Myth: Can A Human Voice Really Shatter Glass?
Explanation: Early 20th-century Italian tenor Enrico Caruso could supposedly shatter champagne flutes with his high notes. No evidence exists to corroborate Caruso's claims, but physics principles side with the opera singer.
Clink a wine glass with a fork, and the high-pitched tone you hear is its natural resonance. Every object possesses a natural resonance, or a specific frequency, that causes it to vibrate. Therefore, when the fork vibrates the glass, the natural resonance sings out. A human voice could theoretically shatter that same glass by matching its high-pitched natural resonance tone, potentially producing vibrations powerful enough to break it.
MythBusters Jamie Hyneman and Adam Savage put those physics principles in motion by recruiting a trained vocalist to break some crystal glasses. They picked crystal due to its fragile structure and also hand-picked glasses with clear, ringing natural resonance notes that would be easier for the vocalist to strike.

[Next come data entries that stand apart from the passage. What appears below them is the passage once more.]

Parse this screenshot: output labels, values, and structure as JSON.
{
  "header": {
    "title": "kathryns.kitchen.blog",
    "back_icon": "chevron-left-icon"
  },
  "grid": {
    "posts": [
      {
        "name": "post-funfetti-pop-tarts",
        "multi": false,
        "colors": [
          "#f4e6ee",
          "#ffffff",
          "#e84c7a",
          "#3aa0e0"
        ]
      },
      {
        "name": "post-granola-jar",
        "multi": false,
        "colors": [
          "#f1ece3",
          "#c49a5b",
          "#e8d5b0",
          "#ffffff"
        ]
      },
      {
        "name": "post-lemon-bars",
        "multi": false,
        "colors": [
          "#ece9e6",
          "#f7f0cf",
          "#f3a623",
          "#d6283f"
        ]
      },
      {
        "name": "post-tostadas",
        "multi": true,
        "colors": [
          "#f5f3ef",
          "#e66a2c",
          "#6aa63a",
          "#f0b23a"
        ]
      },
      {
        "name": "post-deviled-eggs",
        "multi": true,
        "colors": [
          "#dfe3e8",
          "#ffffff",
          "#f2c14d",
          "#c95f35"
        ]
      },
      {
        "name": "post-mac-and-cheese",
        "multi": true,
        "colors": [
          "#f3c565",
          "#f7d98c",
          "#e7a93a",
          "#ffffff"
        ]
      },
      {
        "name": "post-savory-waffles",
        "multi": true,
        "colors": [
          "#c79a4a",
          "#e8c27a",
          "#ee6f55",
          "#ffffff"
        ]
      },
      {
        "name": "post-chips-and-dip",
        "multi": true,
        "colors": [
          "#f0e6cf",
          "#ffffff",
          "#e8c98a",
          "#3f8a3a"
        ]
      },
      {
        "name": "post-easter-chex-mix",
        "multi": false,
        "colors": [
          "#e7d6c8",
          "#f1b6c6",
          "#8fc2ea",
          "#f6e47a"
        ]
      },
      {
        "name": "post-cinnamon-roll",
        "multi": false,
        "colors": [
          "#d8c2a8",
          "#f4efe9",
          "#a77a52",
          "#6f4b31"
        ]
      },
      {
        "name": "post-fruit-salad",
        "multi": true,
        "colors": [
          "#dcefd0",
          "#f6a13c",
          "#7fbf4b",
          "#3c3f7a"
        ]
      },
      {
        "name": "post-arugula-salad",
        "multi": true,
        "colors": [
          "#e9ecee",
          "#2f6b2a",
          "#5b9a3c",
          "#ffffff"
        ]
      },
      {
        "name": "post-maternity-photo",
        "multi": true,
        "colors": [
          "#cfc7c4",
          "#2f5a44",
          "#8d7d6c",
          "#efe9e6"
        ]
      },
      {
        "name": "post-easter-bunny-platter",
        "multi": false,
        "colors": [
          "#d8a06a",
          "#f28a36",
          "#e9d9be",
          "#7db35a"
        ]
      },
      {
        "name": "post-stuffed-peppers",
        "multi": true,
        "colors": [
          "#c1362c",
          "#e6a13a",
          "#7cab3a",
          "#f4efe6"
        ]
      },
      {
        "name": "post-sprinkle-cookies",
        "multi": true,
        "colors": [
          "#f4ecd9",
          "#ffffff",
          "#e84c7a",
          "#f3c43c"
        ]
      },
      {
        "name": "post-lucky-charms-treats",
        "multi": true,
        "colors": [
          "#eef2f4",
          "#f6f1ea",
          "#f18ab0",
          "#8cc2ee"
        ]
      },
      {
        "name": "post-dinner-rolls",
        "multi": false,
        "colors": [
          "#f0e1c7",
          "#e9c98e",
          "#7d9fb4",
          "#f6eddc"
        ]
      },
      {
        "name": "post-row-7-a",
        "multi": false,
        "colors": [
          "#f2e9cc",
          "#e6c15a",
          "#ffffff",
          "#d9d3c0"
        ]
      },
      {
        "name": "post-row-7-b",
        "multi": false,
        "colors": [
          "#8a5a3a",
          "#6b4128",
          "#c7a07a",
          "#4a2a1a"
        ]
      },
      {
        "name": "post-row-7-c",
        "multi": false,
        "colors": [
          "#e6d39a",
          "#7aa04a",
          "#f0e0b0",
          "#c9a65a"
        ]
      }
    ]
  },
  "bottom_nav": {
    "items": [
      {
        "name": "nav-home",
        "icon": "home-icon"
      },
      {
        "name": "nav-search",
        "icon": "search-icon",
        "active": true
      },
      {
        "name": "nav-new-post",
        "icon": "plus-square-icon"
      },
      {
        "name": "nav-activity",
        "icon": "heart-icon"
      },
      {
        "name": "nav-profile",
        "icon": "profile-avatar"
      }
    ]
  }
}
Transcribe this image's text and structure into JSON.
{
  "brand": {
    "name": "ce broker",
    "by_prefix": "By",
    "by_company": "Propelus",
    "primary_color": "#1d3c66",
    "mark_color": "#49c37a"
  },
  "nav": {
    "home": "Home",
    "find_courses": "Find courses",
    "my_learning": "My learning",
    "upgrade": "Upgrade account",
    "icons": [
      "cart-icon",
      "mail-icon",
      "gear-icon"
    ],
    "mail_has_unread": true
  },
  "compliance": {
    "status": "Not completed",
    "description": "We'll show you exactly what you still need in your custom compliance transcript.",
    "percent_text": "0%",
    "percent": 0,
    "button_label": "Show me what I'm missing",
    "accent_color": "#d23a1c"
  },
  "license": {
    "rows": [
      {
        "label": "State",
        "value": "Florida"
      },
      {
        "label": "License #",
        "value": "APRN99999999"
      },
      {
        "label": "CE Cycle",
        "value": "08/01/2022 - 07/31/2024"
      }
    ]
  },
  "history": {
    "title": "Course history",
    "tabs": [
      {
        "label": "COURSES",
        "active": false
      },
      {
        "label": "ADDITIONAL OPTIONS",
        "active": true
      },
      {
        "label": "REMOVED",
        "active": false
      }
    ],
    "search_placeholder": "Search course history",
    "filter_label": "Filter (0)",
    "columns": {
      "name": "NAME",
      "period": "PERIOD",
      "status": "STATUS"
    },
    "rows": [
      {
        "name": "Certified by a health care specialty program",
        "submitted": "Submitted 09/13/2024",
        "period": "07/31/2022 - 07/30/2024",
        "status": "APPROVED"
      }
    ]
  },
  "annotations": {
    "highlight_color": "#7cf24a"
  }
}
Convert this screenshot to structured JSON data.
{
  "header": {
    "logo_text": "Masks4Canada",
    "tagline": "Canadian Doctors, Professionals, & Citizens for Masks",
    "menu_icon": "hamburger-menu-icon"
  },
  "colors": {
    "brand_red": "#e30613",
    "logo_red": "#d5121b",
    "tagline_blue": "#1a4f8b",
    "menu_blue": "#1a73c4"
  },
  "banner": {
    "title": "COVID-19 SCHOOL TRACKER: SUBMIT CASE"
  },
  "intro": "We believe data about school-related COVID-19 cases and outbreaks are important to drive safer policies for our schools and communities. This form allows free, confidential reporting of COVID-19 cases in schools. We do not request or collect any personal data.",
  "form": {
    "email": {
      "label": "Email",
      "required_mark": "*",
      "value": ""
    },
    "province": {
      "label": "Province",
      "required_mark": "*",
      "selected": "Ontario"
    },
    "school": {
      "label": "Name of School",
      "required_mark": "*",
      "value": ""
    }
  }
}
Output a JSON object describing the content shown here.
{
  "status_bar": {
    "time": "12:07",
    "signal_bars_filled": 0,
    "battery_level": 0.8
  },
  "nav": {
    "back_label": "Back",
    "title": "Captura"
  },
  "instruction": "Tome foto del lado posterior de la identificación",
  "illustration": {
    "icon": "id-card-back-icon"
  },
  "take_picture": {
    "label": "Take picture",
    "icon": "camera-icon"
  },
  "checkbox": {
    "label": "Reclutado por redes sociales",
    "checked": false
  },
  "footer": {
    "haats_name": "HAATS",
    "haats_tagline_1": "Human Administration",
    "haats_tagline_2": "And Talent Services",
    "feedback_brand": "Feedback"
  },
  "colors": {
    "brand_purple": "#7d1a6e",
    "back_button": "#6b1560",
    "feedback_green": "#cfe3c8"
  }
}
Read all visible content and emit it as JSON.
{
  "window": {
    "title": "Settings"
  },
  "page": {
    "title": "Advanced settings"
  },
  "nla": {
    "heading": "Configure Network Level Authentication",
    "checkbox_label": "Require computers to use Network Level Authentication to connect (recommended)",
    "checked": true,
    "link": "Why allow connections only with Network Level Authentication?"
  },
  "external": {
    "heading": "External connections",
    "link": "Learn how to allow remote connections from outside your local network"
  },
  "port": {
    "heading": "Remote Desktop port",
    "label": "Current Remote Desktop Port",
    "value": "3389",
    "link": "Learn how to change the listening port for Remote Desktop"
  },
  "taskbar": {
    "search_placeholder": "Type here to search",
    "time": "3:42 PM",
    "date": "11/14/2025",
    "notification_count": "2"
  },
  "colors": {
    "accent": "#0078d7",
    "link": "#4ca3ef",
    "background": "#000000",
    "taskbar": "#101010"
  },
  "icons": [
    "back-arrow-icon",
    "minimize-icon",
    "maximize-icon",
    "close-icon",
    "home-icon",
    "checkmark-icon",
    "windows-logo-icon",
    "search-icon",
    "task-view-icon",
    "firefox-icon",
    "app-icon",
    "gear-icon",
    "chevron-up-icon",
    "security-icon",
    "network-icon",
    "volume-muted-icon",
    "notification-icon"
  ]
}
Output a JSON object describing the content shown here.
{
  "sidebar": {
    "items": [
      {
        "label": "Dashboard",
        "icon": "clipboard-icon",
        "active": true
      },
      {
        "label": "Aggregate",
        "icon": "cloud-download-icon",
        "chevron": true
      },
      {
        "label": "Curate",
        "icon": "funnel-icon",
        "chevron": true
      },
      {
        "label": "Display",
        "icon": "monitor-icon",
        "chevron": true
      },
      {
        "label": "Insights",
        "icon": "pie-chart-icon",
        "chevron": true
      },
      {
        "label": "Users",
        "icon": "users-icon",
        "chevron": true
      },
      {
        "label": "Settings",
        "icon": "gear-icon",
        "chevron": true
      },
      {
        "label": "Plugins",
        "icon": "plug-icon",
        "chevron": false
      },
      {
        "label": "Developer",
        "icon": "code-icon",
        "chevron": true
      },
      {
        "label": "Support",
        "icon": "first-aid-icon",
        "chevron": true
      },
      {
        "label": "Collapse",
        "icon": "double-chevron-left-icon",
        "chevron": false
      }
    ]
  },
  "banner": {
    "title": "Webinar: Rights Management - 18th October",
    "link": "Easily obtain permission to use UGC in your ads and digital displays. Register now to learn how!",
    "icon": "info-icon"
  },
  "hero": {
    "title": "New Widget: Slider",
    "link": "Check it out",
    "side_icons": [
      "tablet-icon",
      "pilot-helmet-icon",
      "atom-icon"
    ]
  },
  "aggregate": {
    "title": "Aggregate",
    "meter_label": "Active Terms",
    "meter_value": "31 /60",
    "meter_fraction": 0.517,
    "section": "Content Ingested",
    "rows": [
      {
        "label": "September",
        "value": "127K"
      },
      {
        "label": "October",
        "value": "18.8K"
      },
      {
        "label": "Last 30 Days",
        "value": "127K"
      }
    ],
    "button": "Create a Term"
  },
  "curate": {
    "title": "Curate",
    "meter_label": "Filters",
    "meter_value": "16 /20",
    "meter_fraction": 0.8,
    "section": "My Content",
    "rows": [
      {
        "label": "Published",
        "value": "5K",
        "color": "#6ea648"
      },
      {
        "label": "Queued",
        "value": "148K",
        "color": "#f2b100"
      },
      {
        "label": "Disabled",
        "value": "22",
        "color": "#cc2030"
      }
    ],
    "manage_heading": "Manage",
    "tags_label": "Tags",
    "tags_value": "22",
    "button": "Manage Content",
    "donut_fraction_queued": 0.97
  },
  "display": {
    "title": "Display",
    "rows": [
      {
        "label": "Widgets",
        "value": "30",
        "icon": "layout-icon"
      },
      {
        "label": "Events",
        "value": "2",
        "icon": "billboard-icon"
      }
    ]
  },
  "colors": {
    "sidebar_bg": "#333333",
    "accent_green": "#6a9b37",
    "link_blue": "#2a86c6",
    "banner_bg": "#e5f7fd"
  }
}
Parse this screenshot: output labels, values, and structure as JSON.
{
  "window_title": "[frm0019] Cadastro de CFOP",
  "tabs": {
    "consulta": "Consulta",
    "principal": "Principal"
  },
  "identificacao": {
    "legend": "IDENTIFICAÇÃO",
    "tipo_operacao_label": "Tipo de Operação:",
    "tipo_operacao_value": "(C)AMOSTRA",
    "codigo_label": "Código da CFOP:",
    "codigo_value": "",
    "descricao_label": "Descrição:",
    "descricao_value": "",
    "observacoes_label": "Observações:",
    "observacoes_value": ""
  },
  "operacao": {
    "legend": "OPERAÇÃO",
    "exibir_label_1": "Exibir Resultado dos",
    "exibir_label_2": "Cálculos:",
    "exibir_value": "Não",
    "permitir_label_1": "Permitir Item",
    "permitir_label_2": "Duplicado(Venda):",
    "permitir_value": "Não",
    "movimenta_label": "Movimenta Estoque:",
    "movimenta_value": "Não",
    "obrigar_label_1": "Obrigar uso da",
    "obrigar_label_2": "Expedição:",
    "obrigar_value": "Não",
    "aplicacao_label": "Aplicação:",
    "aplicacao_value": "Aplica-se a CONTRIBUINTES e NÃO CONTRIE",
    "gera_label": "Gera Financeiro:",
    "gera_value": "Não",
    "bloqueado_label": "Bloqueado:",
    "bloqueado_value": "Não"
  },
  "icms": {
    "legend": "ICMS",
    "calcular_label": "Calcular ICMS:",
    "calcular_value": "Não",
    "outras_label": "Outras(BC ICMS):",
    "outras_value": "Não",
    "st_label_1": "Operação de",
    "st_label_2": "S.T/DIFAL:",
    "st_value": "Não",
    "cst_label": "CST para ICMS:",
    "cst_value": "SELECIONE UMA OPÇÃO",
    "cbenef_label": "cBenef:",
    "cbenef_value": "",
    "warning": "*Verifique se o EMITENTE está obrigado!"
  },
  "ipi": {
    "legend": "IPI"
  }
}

Demonstrating the piercing power of the human voice, the singer not only broke glasses with an amplified voice, but also without any acoustic enhancements. For final myth confirmation, untrained Adam Savage also shattered a glass, while everyone's eardrums miraculously escaped intact.